At a recent team meeting, a colleague asked our manager if we could have a team lunch or dinner when the remote members of our team were in the office.
His response? “I’ll never plan a team outing.”
The learning team at PI is relatively new. There are seven of us, two of whom are remote. Most of us have only been on the team for a few months. When I sat down to write this, I realized I was the longest tenured employee of the group; I’ve been at PI for almost two years. Our newest colleague has been on the team for a month. While we’re all ramping up into our roles and getting work done, we’re also working on figuring each other out. In Tuckman’s stages of group development, we’re shifting from forming to storming.
At our weekly team meeting, our manager makes a point to carve out time to talk about building trust so we can operate as a cohesive unit and get work done efficiently and effectively. We talk through questions like:
- What does trust mean?
- How can we build trust with each other and gain the trust of others?
- What gets in the way of trust?
- How does trusting each other help us build better relationships throughout the organization?
So, when my colleague mentioned that a little “non-work” time together would help us build trust, the response from our manager was both jarring and confusing. The energy in the room completely shifted. It became quiet, and it felt like everyone was trying to process his statement, especially since it conflicted with everything we had heard and experienced up to that point.
He wants us to build trust, but he didn’t want us to get to know each other?
I had to speak up.
Why team issues arise
Team issues can arise when awareness of behavioral differences is nonexistent or ignored. With this in mind, I asked my boss to clarify: Was he saying he wouldn’t plan a team outing because he didn’t see the value in them, or was he saying that because he didn’t like to plan things?
My manager is an Adapter. He can be tough to read at times, and his communication style tends to be frank and direct, but I know that he cares about us and the role that our happiness plays in achieving results. I was pretty sure I knew the answer to my own question (he didn’t like to plan things), but I also knew it was vital to ask out loud and get confirmation.
Let’s unpack why this is so important.
- My manager has set a tone of openness and transparency by sharing that trust is part of the foundation we’re trying to build. He felt comfortable exposing his own vulnerability—one that he knows is important to having a strong team behind him. He doesn’t want to be in charge of planning the events, but he’ll absolutely attend. He knows the behavioral traits of the people on his team, which makes him more comfortable delegating this task, all while improving the engagement of those individuals.

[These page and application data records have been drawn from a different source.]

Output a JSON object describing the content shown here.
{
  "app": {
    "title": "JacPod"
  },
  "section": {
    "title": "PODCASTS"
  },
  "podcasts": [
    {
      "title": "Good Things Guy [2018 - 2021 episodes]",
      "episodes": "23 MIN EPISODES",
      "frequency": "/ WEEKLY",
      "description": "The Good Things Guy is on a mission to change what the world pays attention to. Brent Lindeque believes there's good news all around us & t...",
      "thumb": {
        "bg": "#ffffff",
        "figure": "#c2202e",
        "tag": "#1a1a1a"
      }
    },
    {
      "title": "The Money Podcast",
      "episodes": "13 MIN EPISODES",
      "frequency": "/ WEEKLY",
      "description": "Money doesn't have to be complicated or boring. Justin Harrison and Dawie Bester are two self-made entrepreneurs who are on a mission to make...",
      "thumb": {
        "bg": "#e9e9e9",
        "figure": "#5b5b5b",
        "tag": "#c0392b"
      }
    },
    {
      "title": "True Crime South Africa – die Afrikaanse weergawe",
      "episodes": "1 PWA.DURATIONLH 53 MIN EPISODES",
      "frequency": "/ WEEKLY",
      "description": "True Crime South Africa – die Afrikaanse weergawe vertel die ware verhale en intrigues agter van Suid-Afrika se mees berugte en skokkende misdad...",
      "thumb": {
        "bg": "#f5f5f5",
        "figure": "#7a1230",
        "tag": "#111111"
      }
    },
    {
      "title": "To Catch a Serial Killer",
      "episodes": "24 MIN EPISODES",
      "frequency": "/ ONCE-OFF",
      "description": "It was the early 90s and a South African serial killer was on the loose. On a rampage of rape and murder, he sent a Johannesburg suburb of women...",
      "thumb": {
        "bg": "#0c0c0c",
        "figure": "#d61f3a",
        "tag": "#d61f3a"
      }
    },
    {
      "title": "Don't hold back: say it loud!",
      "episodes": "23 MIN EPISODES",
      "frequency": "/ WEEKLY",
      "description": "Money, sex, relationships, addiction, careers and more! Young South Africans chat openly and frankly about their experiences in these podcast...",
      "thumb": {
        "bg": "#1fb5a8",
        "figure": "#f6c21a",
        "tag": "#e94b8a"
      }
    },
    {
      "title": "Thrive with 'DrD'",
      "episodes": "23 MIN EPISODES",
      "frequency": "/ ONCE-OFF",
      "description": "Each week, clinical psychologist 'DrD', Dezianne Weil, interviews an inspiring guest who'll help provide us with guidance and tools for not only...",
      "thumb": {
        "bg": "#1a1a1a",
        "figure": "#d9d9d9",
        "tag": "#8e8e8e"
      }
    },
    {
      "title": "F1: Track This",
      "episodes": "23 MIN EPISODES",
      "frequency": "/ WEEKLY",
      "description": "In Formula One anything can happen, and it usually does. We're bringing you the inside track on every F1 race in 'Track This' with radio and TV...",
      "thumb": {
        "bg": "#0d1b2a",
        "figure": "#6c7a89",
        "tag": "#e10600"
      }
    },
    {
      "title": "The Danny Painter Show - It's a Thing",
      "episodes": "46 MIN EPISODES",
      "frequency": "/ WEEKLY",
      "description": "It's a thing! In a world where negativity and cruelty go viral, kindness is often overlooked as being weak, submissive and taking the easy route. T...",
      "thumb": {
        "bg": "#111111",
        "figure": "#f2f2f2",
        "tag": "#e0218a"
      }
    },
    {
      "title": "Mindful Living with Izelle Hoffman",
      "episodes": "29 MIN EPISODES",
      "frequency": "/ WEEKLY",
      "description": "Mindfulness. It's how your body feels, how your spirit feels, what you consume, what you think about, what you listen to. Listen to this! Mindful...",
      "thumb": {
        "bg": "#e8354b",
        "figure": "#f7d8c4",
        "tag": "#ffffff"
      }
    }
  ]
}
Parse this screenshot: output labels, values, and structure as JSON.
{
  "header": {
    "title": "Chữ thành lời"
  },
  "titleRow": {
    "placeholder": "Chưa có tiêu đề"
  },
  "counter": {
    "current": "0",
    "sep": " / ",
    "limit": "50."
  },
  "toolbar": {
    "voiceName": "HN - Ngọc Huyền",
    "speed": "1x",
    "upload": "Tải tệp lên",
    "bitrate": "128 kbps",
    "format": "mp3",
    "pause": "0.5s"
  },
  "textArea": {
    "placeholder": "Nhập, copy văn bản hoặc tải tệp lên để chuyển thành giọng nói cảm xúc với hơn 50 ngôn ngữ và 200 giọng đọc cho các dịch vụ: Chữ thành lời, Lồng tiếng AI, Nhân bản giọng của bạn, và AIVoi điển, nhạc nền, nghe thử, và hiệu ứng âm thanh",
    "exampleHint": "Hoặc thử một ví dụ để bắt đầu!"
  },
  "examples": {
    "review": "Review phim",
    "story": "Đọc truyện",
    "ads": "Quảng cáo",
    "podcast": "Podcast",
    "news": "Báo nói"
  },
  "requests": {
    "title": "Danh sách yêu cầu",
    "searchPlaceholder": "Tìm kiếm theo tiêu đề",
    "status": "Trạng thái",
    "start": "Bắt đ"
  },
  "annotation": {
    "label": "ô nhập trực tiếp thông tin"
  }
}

- I felt comfortable speaking up to get clarification. What if the employee who has only been here a month thought, “Oh crap, my new manager doesn’t care enough about our team to have lunch together”?
- Our team respects our manager, his vision, and his willingness to go to bat for us. After all, he’s carving out time in our weekly team meetings to talk about trust! We can support him by helping him in an area where he knows he has a gap.
- PI’s culture is built around teamwork, honesty, reliability and transparency, energy, action, drive, and scope. As a company, we have to be able to have these conversations. How we get the work done is just as important as getting the work done.
How to make sure your team doesn’t have issues
It’s not easy to be a manager. You’re expected to be a lot of things to a lot of people. Managers are one of the top reasons employees leave a company and they have a lot of various initiatives on their plate. Knowing your strengths and opportunities—and being able to communicate them to your team—is vital not only to being a good manager, but a leader. When your employees see that you’re self-aware, you earn their trust.
It’s also not easy to call your manager out or ask for clarification, but organizations succeed when they empower leaders at every level. Individual contributors need to ask questions and hold managers accountable. Not speaking up when you’re not clear on something is like not voting. If your manager moves forward on something that you don’t understand or agree with and you don’t speak up, you can’t complain. Managers have a lot of great character traits, but they’re not mind readers, and they don’t always know the full downstream impact of their decisions.
Setting up team outings is a simple example, but these steps are important for any and every initiative a manager is trying to accomplish. To be honest, I’d rather my manager spend time getting us the right resources to be successful and, as long as we’re happy to do so, leave the event planning to us!